Dear Parents & Friends,
Sun gave way to rain today but only later in the afternoon. If you missed the blog last night, I was on a little time off and had dinner with Anne. Despite the rain today, camp keeps right on chugging along. Our Main Camp Bikers braved the elements and left early afternoon to miss the rain for a little ride in Dupont. Dupont State Forest has over 100 miles of trails that are great for biking. Our crews from Main Camp go there often and love Ridgeline Trail which is a rolling downhill that’s quite long and gives the rider and chance to test their skills at any level. Of course we’ve found that campers like to go fast on bikes (most), and that’s why we keep a staff member in the front and back of these trips. Based on the group’s skills the staff will regulate the speed according to the group and trail. There’s also the point of going so slow that it’s actually harder to maneuver. It’s about finding your right speed and it’s so true about life as well.

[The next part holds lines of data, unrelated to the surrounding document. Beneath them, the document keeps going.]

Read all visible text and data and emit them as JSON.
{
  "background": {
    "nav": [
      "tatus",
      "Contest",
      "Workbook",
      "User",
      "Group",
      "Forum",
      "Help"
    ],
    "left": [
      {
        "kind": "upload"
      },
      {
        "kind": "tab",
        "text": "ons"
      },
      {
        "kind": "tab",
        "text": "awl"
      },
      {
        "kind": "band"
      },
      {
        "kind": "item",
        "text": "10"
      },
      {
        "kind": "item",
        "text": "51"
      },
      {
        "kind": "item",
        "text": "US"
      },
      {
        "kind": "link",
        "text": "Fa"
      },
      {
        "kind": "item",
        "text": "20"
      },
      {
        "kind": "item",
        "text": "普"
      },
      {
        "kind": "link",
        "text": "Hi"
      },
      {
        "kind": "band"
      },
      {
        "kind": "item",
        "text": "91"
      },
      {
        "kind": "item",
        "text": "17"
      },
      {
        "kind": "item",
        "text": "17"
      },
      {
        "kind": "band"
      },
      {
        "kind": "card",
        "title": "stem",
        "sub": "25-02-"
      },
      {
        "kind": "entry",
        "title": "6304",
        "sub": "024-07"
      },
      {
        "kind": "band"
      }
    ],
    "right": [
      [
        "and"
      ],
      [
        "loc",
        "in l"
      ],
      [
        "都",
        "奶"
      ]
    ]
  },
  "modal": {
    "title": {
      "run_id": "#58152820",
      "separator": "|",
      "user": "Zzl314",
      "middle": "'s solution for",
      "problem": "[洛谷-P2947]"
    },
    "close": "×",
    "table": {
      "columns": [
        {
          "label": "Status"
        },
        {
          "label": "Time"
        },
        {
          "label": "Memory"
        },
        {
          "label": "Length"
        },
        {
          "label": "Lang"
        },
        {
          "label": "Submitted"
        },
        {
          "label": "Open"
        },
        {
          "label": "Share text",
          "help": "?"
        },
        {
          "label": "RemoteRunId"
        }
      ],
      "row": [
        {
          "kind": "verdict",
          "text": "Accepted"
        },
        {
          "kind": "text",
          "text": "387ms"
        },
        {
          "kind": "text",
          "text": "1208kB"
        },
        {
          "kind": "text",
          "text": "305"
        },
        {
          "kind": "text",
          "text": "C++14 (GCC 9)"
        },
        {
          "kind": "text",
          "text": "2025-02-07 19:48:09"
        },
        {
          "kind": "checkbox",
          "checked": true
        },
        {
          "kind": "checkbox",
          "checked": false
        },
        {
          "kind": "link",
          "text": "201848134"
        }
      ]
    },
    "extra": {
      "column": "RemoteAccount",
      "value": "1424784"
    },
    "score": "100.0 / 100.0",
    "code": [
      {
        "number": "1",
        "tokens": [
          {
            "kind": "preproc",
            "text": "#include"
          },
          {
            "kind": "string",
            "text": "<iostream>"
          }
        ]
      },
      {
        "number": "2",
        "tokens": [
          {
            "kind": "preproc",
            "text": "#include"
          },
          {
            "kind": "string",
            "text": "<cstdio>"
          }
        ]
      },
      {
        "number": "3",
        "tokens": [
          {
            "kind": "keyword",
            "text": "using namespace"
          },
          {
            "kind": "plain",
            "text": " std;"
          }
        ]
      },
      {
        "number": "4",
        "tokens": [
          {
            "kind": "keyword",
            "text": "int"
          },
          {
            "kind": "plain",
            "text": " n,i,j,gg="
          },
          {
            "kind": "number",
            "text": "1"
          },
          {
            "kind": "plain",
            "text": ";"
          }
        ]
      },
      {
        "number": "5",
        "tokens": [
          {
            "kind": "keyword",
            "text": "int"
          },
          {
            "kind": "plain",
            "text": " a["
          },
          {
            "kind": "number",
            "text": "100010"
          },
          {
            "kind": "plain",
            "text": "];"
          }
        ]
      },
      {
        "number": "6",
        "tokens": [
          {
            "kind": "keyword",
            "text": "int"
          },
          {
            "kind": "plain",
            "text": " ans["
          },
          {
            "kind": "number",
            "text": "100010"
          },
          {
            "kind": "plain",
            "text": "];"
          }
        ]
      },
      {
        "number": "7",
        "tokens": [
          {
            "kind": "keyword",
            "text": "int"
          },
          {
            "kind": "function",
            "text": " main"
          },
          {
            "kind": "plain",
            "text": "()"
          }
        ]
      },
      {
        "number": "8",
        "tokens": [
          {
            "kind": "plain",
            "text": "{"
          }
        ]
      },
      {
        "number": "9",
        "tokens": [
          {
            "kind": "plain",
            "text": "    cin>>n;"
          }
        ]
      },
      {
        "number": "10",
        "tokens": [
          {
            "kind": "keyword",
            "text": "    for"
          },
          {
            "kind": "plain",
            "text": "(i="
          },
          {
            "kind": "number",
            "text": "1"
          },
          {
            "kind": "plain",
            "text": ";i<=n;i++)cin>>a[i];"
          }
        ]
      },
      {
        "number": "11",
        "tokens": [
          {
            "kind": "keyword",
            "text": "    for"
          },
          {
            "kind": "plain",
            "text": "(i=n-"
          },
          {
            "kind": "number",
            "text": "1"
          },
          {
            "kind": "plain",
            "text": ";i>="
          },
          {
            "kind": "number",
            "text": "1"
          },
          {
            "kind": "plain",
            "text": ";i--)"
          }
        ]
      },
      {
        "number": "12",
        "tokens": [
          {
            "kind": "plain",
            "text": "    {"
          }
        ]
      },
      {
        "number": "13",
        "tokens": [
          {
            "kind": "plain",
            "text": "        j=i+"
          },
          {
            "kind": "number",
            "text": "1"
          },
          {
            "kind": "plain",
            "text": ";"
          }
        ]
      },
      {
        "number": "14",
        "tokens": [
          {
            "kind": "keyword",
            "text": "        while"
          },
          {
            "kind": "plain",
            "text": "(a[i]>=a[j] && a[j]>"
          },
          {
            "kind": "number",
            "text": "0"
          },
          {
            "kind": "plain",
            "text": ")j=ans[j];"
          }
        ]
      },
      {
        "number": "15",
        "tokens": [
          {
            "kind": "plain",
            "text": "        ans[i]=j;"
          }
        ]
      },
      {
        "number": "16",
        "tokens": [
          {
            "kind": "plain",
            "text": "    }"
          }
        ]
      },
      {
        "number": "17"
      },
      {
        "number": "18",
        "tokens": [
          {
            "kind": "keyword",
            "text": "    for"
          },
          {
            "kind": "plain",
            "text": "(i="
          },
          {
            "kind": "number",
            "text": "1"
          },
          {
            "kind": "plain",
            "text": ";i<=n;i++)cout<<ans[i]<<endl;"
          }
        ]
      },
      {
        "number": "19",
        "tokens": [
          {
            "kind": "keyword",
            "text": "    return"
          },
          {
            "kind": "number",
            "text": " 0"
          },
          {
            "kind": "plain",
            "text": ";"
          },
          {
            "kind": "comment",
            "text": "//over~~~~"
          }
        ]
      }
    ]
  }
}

The rain certainly brings out the childlike qualities in us. One of our activity groups stopped long enough to play in the water gushing off the roof of the dining room. How often do we get to do those things and just get wet under water pouring off a roof. One young camper pretended he was taking a bath and stated most assuredly that this would compensate for not taking any more showers the rest of camp.
Our Lodge is a great meeting space when there’s weather that prevents activities outside. We did have to spend about half of one activity period there today because of thunder boomers. Otherwise we’re outside and only getting wet skin deep. Hot showers are always in order after an afternoon like today. We had a group of creek hikers that enjoyed that shower even more after their creek hike. All of crafts were full this afternoon with the rain coming down. Folks were tie dying and making all kinds of creative things in pottery, yanderside, and the bong tree. The Mill had a run on fish today. Since it’s near the end of the summer we try and catch as many fish as possible. So today we drained the pond and everyone who wanted to, charged in to catch the remaining trout that were there. Now, don’t go thinking that we’re teaching these campers “hillbilly hand fishing”. We’re quite a bit more civilized and use a net but sometimes we revert to our hands. We’ll have a fish fry in the next few days from all the fish that we caught.
Even though it did rain in the afternoon the climbers were out this morning in full force, climbing in our hemlock trees. This is an activity that I started my first year at camp before we had a true climbing program or artificial wall. We needed something closer than the Rock which is a hike and I found 3 perfect trees right in the center of camp that have hosted literally thousands of campers over the years. We also added arborist climbing which we hope to set up tomorrow. I think it’s even more fun.
There’s one pic in our daily summary that is of the camp mailbox. It looks like a miniature log cabin. This is the place where campers put their mail for letters home. Writing home is something we encourage but don’t require. If you haven’t received a letter yet, it’s OK. It probably means there’s so much to do and so little time to write. And.. soon school will be starting and the campers will have to write in that setting. For most families, school is just on the heels of camp. Along with those camp friends and memories, encourage your camper-student to remember the skills he or she learned this summer. These skills are sure to get the school year started off right and help your child thrive all year long!
Confidence — All through the camp experience, children and youth have tried new activities and been successful; they feel empowered.
Curiosity — Camp has given children and youth the chance to explore, study, and observe in an experiential learning environment.
Character — Camp has challenged children and youth to develop character — through fostering respect for each other, a sense of community, and the ability to solve problems.
Resilience and grit are buzzwords these days relating to child development. Campers develop both of these when making decisions, stretching themselves to try hard things, and living in an environment that is really different from home or school.
Speaking of resilience and grit, our Mountainsiders and Riversiders are all coming in tomorrow. We will welcome them back with hot showers and good camp food. I can’t wait to hear their stories and learn about their adventures. It’s always nice to see them return to our nest. They have gained the confidence, curiosity, and character to fly away and now they are returning. Stay tuned!